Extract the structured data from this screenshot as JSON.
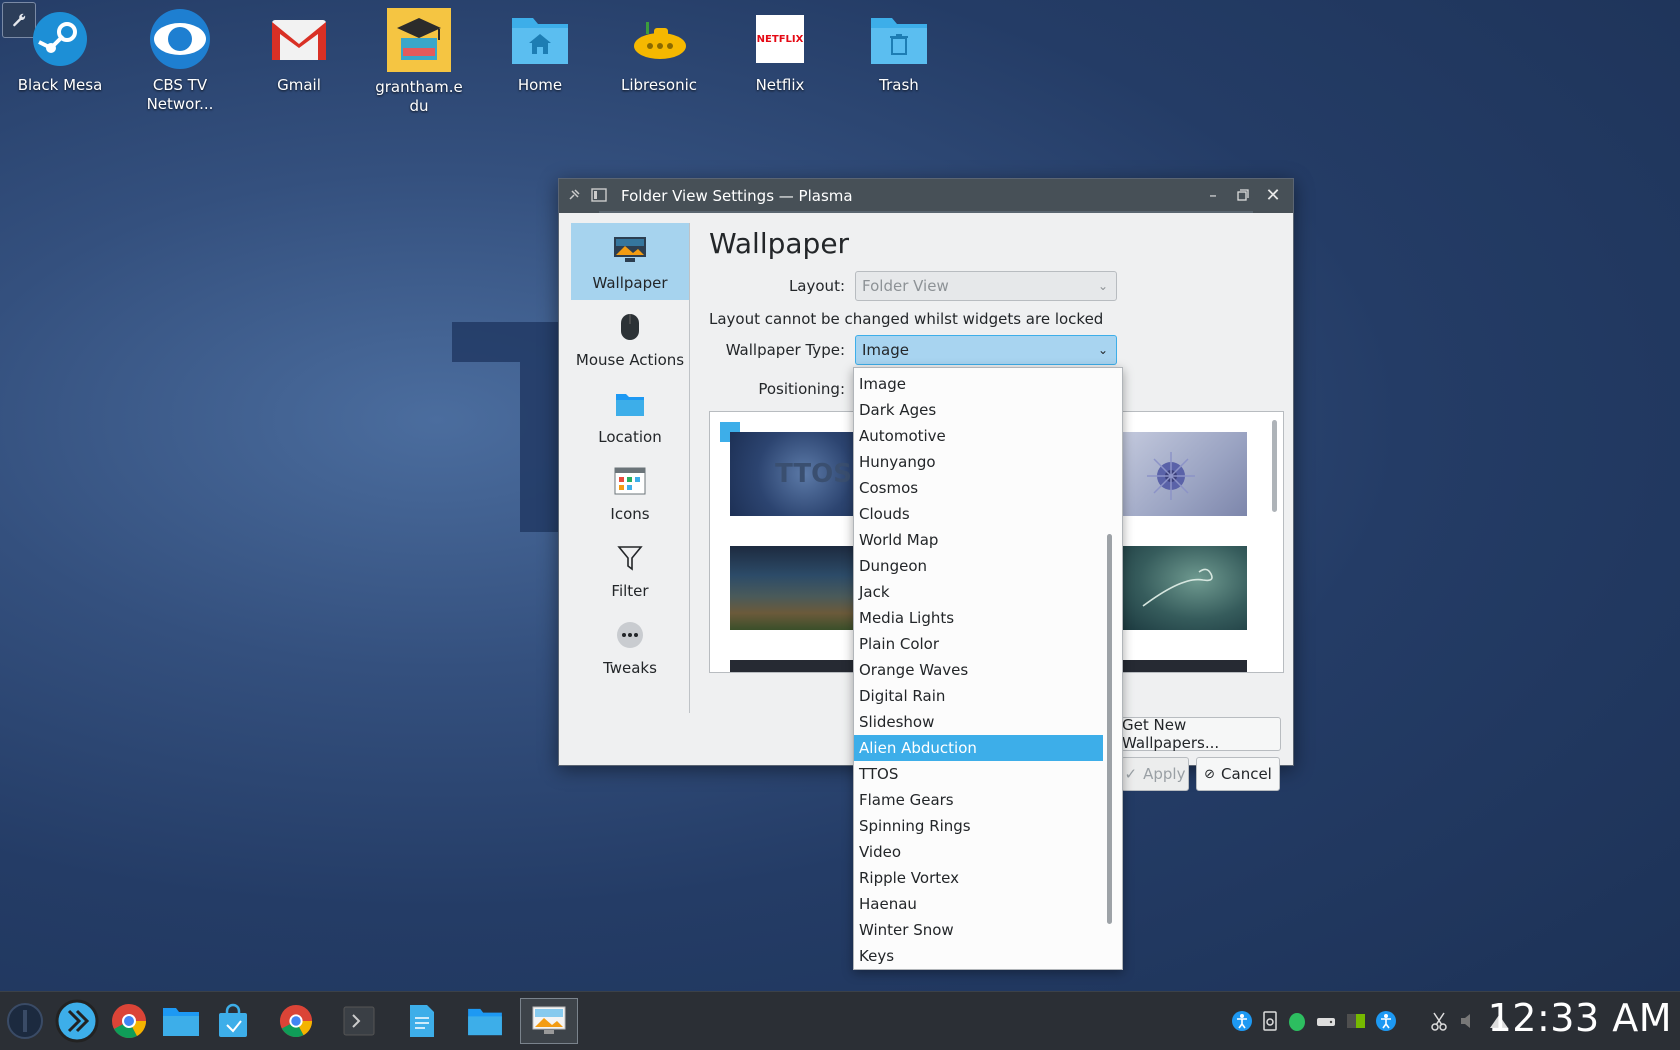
{
  "desktop": {
    "icons": [
      {
        "name": "steam",
        "label": "Black Mesa"
      },
      {
        "name": "cbs",
        "label": "CBS TV Networ..."
      },
      {
        "name": "gmail",
        "label": "Gmail"
      },
      {
        "name": "grantham",
        "label": "grantham.edu"
      },
      {
        "name": "home",
        "label": "Home"
      },
      {
        "name": "libresonic",
        "label": "Libresonic"
      },
      {
        "name": "netflix",
        "label": "Netflix",
        "logo_text": "NETFLIX"
      },
      {
        "name": "trash",
        "label": "Trash"
      }
    ]
  },
  "window": {
    "title": "Folder View Settings — Plasma",
    "sidebar": [
      {
        "id": "wallpaper",
        "label": "Wallpaper",
        "selected": true
      },
      {
        "id": "mouse",
        "label": "Mouse Actions"
      },
      {
        "id": "location",
        "label": "Location"
      },
      {
        "id": "icons",
        "label": "Icons"
      },
      {
        "id": "filter",
        "label": "Filter"
      },
      {
        "id": "tweaks",
        "label": "Tweaks"
      }
    ],
    "page_title": "Wallpaper",
    "layout_label": "Layout:",
    "layout_value": "Folder View",
    "locked_note": "Layout cannot be changed whilst widgets are locked",
    "wallpaper_type_label": "Wallpaper Type:",
    "wallpaper_type_value": "Image",
    "positioning_label": "Positioning:",
    "thumb_ttos_text": "TTOS",
    "get_new_label": "Get New Wallpapers...",
    "apply_label": "Apply",
    "cancel_label": "Cancel"
  },
  "dropdown": {
    "items": [
      "Image",
      "Dark Ages",
      "Automotive",
      "Hunyango",
      "Cosmos",
      "Clouds",
      "World Map",
      "Dungeon",
      "Jack",
      "Media Lights",
      "Plain Color",
      "Orange Waves",
      "Digital Rain",
      "Slideshow",
      "Alien Abduction",
      "TTOS",
      "Flame Gears",
      "Spinning Rings",
      "Video",
      "Ripple Vortex",
      "Haenau",
      "Winter Snow",
      "Keys"
    ],
    "highlighted": "Alien Abduction"
  },
  "taskbar": {
    "clock": "12:33 AM"
  },
  "colors": {
    "accent": "#3daee9",
    "selection_bg": "#a6d3ee",
    "titlebar": "#475057",
    "taskbar": "#2b2f35"
  }
}
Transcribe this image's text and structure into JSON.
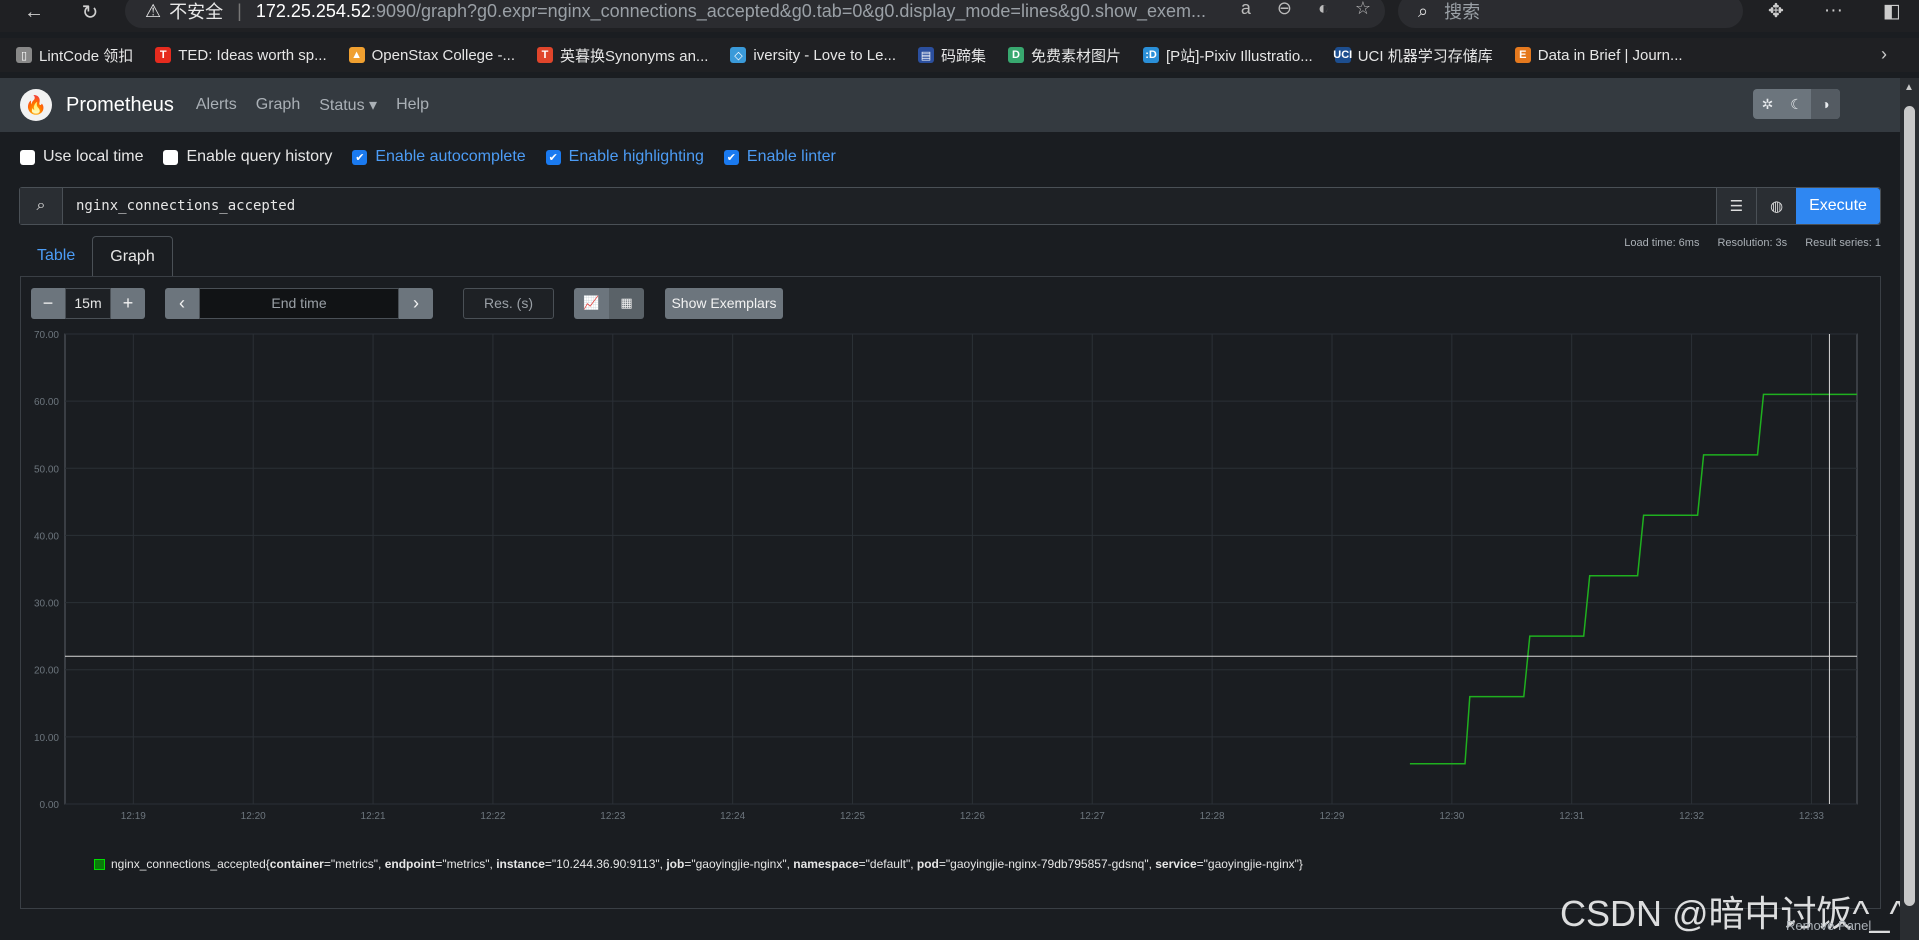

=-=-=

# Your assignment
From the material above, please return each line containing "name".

# Answer for the task
        "name": "steam",
        "name": "cbs",
        "name": "gmail",
        "name": "grantham",
        "name": "home",
        "name": "libresonic",
        "name": "netflix",
        "name": "trash",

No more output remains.